**WHAT YOU SHOULD DO:** Below are the records. Gather each line that holds "Debug".

DATA SHOWN START

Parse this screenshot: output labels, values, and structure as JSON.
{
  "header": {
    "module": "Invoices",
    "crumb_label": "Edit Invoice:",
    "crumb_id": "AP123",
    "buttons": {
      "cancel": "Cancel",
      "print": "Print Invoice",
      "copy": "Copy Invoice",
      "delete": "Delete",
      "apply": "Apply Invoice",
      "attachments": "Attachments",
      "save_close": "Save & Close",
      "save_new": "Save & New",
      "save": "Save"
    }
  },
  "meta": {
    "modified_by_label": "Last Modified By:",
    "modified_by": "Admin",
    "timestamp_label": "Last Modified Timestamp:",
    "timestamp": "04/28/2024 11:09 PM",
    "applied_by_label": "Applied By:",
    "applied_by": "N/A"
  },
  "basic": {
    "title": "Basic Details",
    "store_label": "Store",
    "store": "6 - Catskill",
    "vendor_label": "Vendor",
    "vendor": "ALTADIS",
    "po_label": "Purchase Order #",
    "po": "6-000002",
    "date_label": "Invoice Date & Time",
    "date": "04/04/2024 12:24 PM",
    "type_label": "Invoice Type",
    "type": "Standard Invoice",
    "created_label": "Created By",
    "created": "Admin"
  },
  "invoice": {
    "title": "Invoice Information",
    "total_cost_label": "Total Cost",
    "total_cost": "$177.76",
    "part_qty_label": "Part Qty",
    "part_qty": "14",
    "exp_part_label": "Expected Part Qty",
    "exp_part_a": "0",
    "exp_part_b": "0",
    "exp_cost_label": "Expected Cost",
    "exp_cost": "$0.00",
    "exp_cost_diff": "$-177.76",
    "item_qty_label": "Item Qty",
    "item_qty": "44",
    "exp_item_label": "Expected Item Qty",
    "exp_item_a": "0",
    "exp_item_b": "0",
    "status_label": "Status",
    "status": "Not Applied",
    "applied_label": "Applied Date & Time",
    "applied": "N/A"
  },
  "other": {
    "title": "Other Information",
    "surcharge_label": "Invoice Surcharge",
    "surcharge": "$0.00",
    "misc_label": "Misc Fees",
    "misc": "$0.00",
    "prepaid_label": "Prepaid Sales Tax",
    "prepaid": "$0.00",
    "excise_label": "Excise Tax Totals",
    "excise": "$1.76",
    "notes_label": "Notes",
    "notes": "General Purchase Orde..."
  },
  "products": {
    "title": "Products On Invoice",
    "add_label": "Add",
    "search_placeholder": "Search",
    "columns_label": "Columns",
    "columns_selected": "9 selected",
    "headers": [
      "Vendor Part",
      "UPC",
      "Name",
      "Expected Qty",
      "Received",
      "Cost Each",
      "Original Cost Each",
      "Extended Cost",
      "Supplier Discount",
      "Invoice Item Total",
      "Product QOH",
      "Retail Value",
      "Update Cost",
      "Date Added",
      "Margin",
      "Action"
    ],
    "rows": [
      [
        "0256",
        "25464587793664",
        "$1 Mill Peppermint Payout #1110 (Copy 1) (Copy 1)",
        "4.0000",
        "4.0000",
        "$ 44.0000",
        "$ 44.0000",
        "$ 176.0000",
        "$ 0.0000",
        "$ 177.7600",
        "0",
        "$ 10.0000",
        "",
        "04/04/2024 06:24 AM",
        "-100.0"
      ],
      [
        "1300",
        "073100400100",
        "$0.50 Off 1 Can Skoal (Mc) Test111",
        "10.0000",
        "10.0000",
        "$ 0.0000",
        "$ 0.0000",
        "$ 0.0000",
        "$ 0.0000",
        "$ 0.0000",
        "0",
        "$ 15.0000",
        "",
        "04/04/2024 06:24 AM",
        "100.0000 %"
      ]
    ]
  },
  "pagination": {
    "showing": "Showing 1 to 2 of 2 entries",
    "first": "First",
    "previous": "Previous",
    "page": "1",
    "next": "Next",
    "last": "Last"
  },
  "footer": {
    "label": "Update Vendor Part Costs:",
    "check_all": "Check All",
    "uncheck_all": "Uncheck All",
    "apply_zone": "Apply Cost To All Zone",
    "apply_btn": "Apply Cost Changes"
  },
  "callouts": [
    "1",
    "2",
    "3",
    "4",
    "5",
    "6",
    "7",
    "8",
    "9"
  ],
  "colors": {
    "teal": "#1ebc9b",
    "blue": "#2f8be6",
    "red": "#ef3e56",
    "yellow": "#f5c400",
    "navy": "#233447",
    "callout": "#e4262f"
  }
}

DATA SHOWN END
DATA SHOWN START

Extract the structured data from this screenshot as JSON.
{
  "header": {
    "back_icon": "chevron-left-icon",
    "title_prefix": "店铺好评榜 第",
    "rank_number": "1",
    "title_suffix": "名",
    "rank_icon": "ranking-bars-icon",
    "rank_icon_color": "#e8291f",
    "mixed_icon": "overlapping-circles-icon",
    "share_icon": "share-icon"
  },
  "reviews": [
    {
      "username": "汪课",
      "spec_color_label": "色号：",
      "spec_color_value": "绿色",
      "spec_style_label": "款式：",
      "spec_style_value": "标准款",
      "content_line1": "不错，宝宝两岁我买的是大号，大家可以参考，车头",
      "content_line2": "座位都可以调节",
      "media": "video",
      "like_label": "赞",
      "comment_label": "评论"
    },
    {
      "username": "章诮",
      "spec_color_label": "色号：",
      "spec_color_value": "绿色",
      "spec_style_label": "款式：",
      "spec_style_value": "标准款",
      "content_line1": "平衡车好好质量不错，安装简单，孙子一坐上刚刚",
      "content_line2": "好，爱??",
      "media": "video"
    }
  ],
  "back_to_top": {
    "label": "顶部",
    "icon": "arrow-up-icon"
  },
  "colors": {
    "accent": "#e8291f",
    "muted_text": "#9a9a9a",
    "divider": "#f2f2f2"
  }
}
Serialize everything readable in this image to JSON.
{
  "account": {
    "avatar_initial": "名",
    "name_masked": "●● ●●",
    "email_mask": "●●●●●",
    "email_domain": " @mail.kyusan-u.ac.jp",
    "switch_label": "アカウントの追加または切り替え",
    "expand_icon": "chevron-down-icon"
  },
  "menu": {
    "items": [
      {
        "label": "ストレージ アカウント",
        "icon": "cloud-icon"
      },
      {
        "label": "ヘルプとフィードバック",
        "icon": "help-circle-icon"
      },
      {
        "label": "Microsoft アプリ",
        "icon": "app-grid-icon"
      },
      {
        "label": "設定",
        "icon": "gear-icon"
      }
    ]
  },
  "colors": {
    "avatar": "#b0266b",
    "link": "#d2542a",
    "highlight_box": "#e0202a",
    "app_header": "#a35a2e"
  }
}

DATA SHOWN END
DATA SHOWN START

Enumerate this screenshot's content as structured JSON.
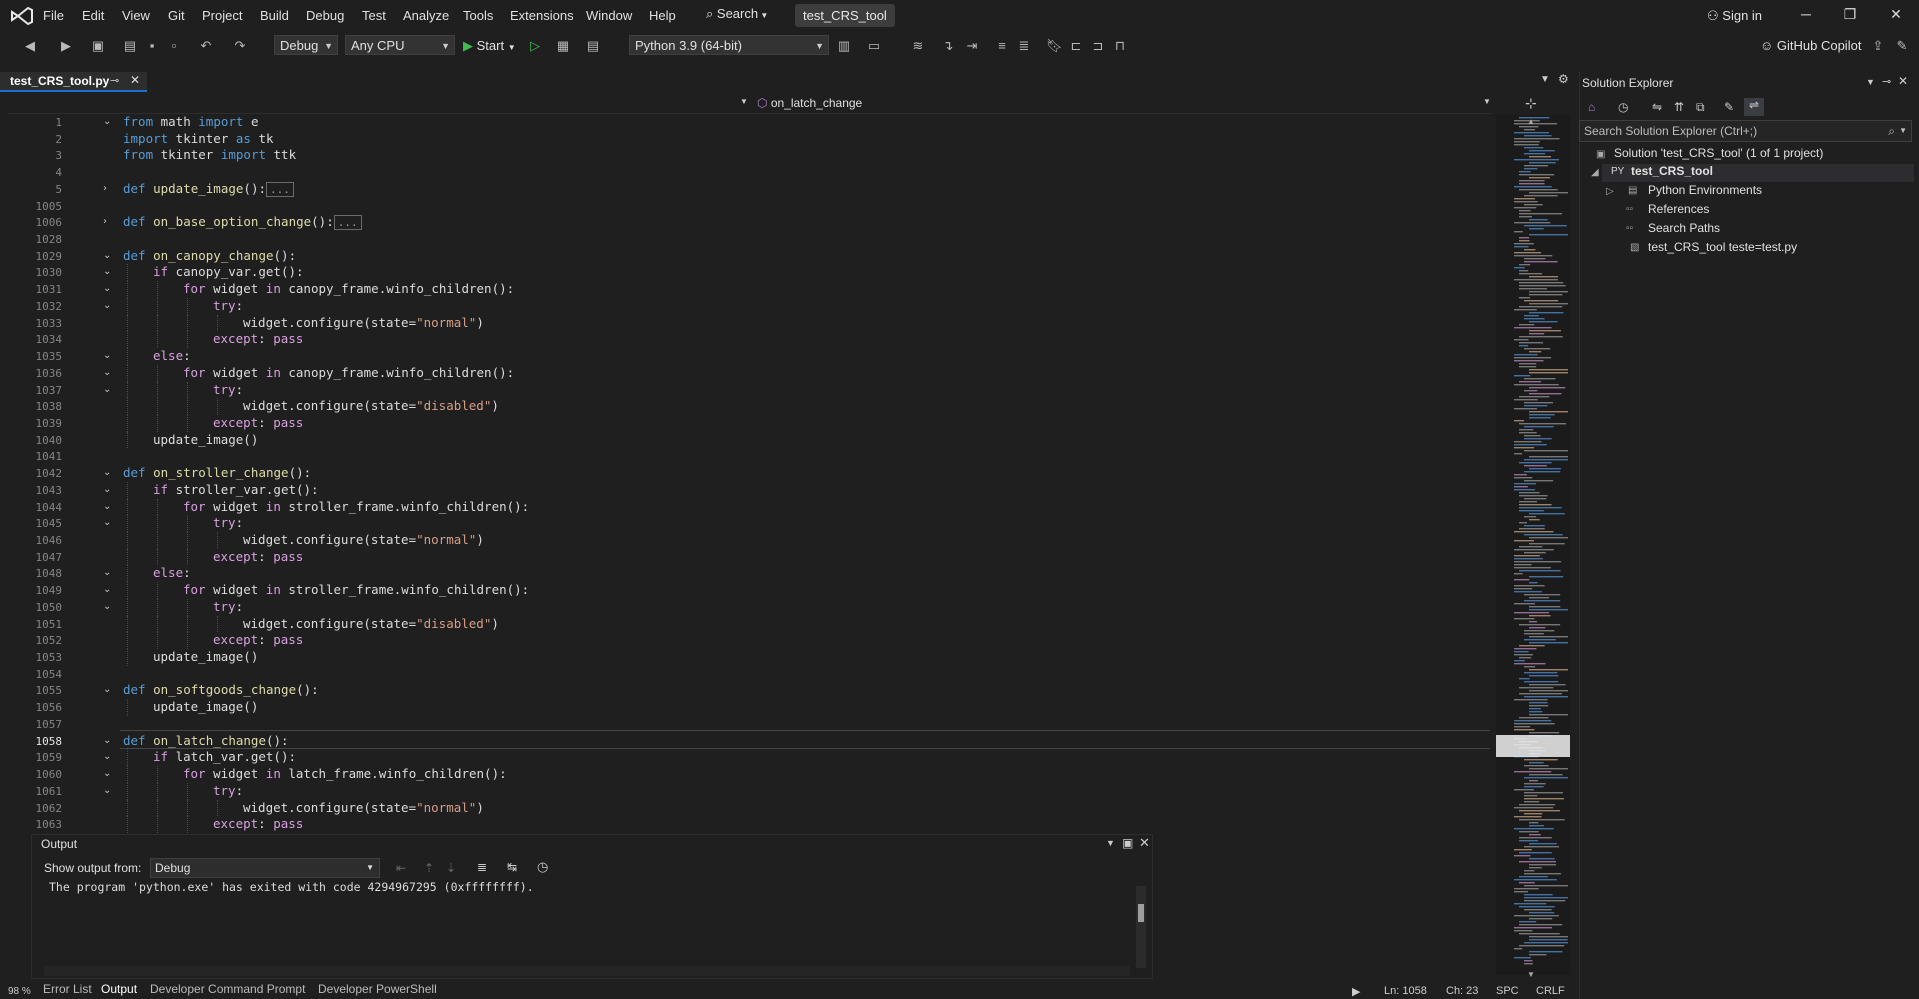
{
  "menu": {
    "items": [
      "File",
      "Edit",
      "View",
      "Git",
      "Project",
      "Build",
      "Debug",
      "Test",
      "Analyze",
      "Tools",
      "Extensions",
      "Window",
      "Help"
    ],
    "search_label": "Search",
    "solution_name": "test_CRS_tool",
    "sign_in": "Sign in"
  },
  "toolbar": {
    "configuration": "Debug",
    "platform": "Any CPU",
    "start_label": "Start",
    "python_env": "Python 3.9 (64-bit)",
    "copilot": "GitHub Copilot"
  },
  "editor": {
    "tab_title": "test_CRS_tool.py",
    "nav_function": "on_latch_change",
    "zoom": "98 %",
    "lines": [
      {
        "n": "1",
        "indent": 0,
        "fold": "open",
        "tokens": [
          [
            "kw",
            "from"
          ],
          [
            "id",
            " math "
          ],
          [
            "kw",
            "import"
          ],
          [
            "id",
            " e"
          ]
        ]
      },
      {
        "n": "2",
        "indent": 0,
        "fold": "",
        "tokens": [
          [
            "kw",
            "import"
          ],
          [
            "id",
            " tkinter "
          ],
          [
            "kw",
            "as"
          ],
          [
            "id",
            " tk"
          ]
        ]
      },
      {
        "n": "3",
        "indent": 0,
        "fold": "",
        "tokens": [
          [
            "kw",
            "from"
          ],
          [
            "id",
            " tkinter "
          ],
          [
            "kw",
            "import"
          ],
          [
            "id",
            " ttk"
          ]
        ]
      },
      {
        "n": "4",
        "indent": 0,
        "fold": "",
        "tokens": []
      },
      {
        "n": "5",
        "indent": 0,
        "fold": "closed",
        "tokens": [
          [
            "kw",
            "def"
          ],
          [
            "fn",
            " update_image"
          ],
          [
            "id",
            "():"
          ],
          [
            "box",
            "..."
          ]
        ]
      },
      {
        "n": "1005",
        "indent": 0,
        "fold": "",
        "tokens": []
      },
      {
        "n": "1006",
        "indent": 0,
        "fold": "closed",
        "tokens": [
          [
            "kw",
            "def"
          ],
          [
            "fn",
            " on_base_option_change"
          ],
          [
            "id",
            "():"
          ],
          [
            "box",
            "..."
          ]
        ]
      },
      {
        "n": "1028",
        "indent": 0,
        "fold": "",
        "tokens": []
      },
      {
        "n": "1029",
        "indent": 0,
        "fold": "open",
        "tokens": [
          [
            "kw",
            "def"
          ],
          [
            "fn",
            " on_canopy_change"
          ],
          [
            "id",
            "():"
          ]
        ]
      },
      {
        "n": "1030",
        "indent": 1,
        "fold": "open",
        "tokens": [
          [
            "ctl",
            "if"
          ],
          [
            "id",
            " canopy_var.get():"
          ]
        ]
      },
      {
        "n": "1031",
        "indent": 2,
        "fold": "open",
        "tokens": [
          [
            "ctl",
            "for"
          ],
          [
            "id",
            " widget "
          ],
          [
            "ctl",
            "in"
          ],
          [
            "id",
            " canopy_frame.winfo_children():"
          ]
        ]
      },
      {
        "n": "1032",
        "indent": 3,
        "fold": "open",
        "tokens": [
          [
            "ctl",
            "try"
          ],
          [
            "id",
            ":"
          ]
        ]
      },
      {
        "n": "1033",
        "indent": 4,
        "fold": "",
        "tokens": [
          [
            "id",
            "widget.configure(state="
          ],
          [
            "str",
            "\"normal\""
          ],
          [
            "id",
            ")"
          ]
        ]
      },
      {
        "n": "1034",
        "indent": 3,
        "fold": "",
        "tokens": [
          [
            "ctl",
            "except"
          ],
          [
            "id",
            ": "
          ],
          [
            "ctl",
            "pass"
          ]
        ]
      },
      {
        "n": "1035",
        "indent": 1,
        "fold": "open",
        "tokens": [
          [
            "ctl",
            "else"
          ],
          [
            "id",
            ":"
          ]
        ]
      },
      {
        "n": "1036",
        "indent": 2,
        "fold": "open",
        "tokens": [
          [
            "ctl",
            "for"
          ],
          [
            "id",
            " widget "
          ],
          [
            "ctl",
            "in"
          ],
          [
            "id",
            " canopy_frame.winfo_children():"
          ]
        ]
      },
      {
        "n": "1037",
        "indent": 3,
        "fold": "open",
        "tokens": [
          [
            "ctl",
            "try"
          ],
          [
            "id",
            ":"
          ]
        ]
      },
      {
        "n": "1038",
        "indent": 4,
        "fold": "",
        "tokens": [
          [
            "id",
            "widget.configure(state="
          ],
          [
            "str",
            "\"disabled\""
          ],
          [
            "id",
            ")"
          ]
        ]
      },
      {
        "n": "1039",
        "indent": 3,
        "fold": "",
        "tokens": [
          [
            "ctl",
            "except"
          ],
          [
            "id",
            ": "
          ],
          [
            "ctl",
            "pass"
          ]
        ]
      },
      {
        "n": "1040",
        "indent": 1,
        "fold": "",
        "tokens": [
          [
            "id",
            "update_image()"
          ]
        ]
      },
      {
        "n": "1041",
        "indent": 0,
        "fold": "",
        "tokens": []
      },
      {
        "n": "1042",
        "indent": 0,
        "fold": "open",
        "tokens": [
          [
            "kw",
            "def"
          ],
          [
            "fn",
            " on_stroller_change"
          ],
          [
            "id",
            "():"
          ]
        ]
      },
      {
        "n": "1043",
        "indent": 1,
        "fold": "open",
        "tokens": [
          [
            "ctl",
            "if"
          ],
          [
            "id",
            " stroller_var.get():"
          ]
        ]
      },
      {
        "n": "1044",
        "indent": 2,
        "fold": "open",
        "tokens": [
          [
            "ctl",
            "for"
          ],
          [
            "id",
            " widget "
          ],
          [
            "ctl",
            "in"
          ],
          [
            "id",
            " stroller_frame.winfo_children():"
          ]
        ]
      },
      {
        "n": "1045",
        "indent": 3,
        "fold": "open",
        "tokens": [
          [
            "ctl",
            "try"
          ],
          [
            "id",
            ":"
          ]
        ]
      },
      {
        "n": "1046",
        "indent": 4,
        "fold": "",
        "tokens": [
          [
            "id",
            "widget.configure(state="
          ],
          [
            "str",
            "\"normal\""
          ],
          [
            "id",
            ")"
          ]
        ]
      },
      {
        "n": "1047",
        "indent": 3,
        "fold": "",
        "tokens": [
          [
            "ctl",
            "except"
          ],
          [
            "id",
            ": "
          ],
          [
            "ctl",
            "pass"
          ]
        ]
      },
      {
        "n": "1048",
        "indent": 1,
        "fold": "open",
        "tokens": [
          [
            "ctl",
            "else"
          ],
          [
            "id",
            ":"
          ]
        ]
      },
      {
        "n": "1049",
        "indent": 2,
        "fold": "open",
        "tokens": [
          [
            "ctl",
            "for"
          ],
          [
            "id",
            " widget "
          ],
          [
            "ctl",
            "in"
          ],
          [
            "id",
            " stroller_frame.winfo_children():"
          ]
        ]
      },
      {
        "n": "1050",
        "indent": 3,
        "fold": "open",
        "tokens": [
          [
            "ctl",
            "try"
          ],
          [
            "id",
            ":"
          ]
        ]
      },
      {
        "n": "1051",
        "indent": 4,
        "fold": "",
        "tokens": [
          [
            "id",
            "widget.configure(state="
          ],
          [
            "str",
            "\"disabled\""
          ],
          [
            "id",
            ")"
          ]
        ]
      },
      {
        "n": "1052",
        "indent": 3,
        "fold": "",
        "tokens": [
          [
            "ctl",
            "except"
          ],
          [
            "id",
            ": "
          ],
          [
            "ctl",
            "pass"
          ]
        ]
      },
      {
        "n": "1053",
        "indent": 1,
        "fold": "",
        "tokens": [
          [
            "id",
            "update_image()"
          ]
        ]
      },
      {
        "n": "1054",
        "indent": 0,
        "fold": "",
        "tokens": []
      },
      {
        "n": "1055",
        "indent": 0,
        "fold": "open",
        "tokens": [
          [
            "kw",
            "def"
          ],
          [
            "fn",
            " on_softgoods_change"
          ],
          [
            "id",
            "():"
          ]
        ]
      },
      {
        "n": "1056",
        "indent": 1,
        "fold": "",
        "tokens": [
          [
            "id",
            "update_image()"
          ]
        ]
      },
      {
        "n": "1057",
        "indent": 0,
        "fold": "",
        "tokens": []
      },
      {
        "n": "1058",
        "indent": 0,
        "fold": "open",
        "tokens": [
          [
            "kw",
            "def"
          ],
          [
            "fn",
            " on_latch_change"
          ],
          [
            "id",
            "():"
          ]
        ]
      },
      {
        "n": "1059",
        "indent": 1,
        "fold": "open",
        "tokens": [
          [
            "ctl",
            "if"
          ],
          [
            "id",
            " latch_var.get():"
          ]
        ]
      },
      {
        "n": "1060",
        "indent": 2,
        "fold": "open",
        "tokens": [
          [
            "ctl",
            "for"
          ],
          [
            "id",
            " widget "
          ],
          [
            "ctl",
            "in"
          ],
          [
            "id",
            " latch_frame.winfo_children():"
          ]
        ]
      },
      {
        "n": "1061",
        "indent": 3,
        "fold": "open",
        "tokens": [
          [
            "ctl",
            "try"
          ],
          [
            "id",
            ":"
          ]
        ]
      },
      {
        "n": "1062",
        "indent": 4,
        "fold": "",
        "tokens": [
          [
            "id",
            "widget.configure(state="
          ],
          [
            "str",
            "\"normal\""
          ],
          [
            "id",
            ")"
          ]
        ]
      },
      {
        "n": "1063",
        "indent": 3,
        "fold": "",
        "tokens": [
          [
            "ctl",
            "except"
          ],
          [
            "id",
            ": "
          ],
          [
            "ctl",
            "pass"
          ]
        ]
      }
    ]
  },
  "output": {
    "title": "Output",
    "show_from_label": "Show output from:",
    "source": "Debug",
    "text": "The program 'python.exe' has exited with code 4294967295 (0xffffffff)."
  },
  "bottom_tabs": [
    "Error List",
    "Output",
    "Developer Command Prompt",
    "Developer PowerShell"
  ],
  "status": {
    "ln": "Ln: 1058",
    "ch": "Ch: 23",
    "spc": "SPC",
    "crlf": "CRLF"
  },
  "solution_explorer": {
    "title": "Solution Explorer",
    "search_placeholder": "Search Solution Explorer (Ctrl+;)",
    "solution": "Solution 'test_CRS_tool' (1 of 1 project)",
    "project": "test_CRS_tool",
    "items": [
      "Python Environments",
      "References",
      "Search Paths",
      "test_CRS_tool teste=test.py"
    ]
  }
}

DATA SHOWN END

**REPLY:**
      "Debug",
    "configuration": "Debug",
    "source": "Debug",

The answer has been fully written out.